About this exercise:
Pull each line containing "icon" out of the listing below.

Input material:
▬▬▬▬▬▬
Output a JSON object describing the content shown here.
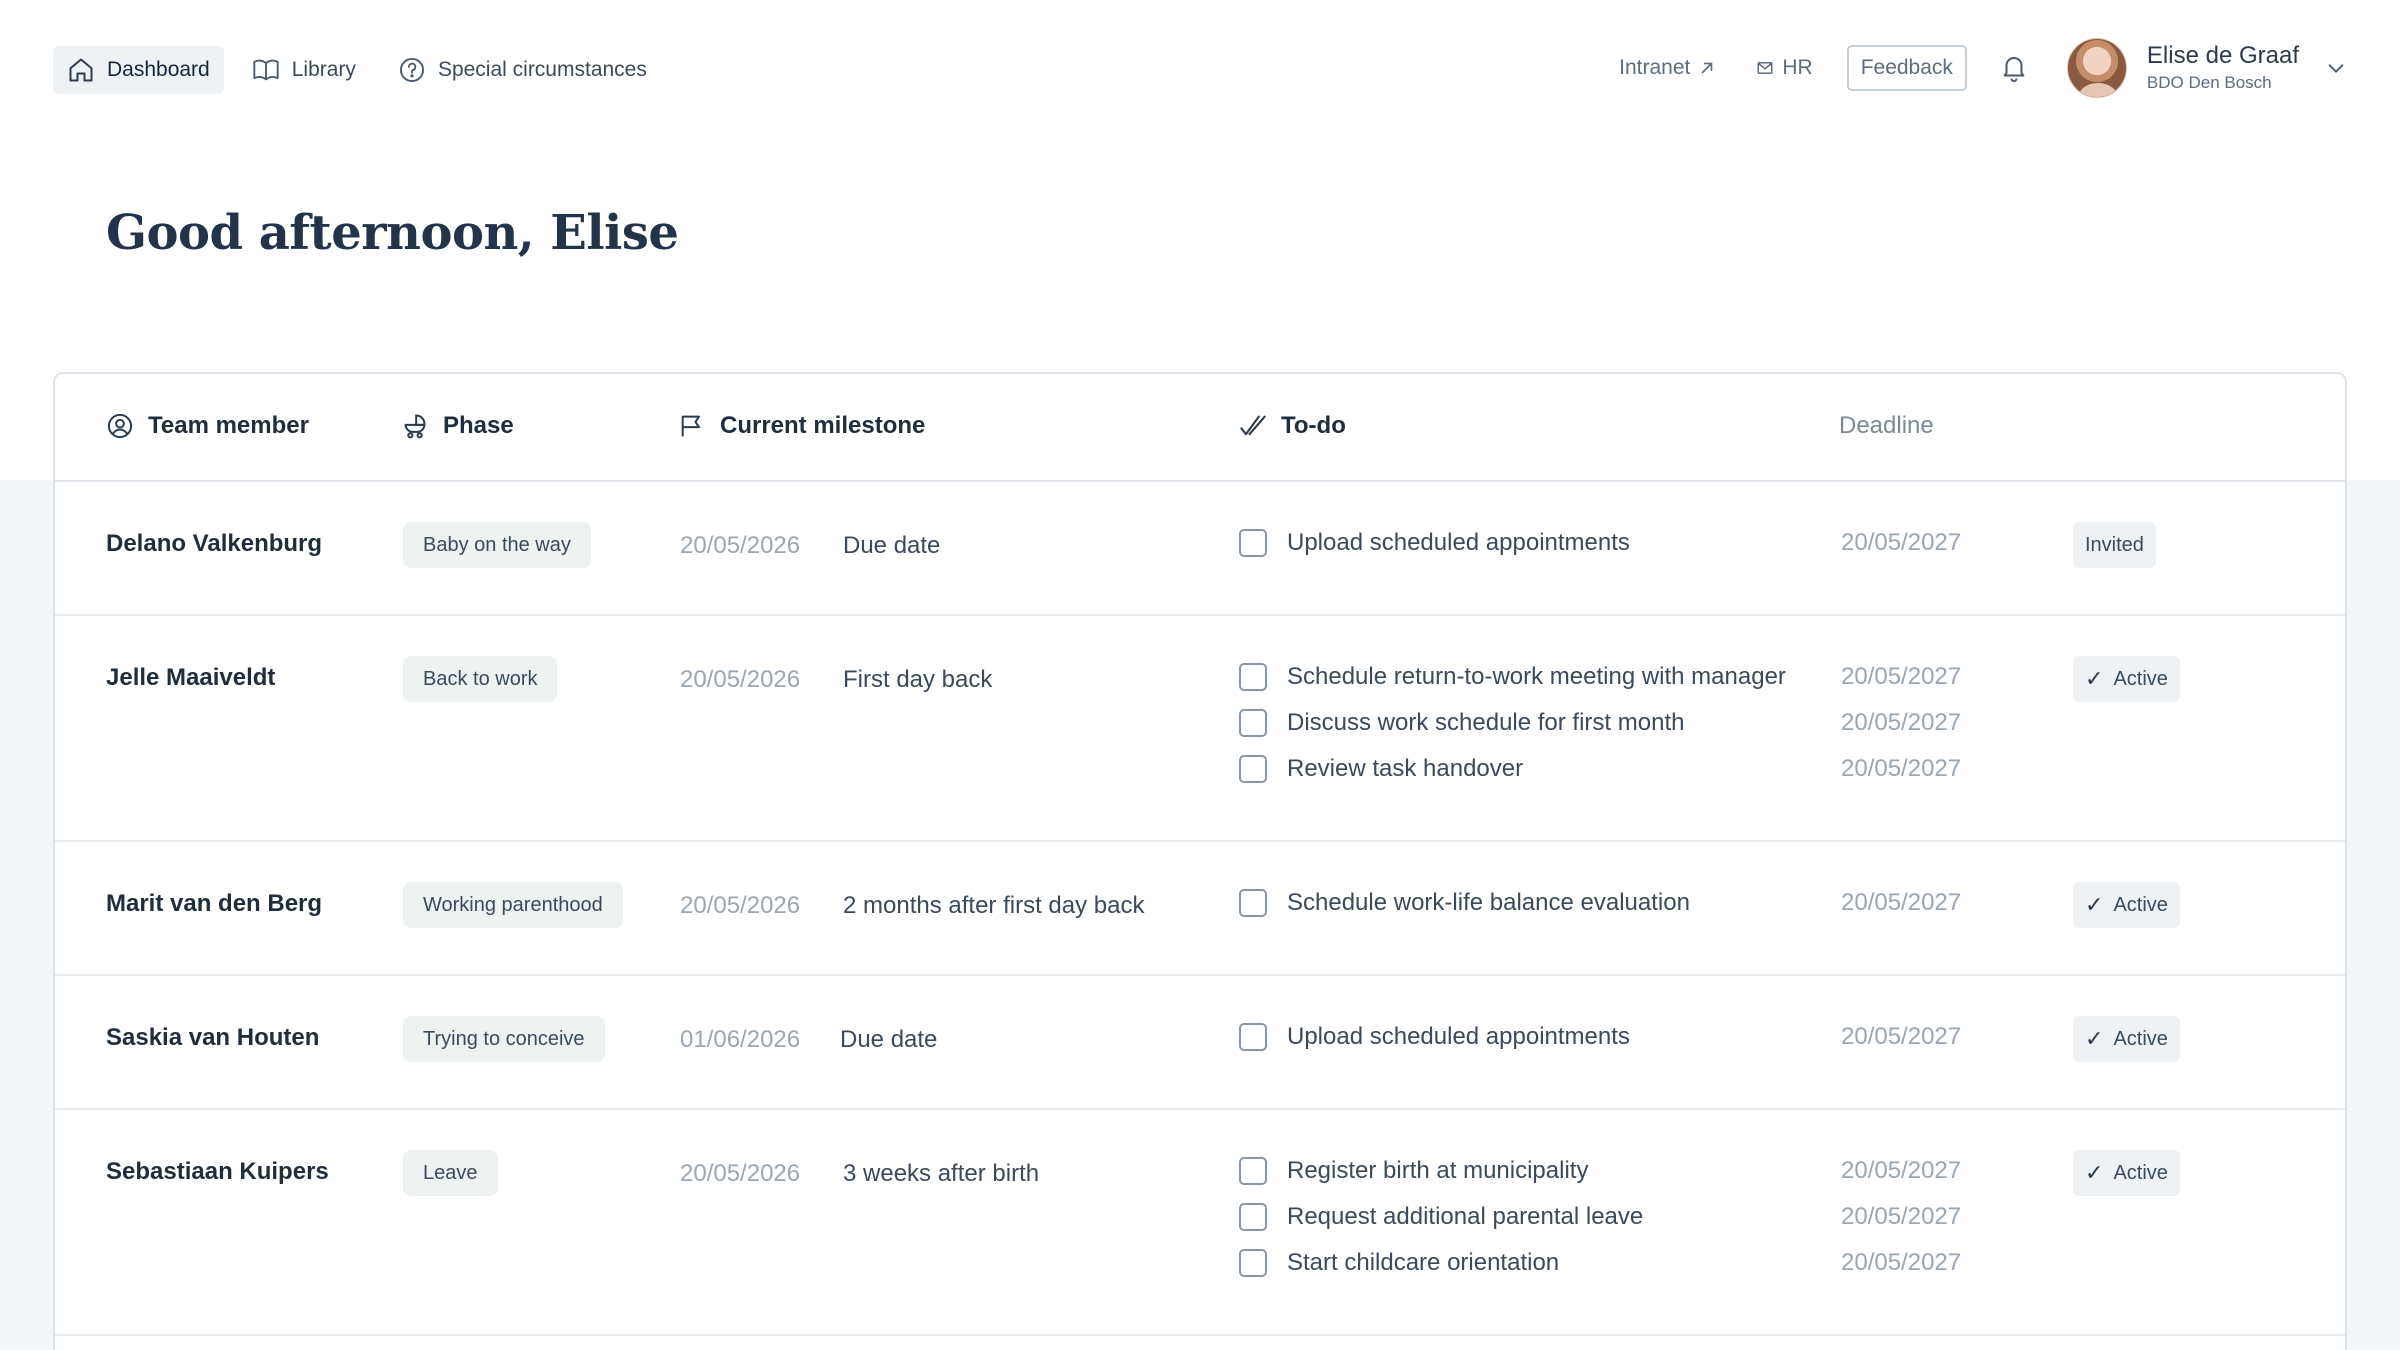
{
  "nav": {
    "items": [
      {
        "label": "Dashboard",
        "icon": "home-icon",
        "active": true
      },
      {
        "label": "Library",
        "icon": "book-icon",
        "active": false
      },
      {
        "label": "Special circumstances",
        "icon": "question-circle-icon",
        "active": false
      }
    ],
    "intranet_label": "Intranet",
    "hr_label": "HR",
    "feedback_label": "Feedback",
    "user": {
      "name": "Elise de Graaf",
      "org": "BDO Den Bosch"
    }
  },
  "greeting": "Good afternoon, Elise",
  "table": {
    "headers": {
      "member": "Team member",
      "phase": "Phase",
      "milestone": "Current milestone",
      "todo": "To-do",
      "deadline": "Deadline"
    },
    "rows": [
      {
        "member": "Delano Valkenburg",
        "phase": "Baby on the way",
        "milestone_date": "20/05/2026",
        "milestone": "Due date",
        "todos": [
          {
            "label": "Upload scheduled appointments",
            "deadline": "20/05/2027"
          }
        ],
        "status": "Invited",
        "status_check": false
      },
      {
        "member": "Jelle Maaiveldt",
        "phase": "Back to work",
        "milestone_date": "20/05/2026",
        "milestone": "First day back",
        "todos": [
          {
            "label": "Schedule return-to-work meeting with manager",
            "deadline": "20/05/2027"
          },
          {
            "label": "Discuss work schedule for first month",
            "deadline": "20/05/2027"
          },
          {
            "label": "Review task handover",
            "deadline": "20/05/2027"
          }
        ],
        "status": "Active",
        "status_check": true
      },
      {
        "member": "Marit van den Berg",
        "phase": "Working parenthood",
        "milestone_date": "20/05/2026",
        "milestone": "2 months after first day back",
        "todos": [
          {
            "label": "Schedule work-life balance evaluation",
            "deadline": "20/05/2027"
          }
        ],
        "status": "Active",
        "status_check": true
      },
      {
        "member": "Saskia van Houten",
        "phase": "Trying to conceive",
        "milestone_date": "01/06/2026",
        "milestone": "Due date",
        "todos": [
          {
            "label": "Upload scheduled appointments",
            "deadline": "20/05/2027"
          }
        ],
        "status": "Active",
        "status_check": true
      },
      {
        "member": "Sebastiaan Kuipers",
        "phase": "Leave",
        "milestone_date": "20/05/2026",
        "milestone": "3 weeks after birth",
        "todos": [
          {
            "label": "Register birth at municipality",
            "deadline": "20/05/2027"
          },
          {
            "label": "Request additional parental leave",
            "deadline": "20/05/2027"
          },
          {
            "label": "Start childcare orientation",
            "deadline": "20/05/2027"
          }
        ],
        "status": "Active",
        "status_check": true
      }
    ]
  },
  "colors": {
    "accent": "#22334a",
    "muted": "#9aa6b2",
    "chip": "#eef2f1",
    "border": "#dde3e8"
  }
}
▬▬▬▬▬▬
Written solution:
        "icon": "home-icon",
        "icon": "book-icon",
        "icon": "question-circle-icon",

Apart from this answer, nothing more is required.